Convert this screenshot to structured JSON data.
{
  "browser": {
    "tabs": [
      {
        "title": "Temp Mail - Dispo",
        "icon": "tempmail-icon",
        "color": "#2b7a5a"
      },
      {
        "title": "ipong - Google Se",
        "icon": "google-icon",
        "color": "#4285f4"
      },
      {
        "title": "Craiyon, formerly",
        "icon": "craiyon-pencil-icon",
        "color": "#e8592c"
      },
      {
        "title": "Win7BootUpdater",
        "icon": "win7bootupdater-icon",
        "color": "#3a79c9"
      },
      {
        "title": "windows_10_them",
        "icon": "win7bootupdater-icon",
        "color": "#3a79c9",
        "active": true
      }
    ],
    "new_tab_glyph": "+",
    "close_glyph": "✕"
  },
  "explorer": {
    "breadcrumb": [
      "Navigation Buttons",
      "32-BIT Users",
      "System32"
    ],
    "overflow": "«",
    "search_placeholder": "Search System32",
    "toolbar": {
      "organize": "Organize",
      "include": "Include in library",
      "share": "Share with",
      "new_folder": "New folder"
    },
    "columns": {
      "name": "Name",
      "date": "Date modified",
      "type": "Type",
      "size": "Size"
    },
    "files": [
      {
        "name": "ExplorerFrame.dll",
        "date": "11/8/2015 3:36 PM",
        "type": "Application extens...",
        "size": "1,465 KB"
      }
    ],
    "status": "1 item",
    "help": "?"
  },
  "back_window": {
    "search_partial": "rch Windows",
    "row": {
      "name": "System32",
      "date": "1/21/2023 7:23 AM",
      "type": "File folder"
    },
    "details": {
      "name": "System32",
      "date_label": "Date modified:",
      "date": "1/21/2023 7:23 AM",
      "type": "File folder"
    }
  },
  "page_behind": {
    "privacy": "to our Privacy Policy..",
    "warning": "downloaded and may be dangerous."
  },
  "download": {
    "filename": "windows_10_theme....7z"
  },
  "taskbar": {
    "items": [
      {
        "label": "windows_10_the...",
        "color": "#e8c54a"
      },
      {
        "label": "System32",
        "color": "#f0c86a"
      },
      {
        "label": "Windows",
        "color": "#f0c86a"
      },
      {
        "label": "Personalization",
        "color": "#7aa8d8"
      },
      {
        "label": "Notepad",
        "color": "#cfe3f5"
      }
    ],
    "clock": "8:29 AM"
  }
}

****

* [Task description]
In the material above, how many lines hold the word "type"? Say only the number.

* [Written answer]
4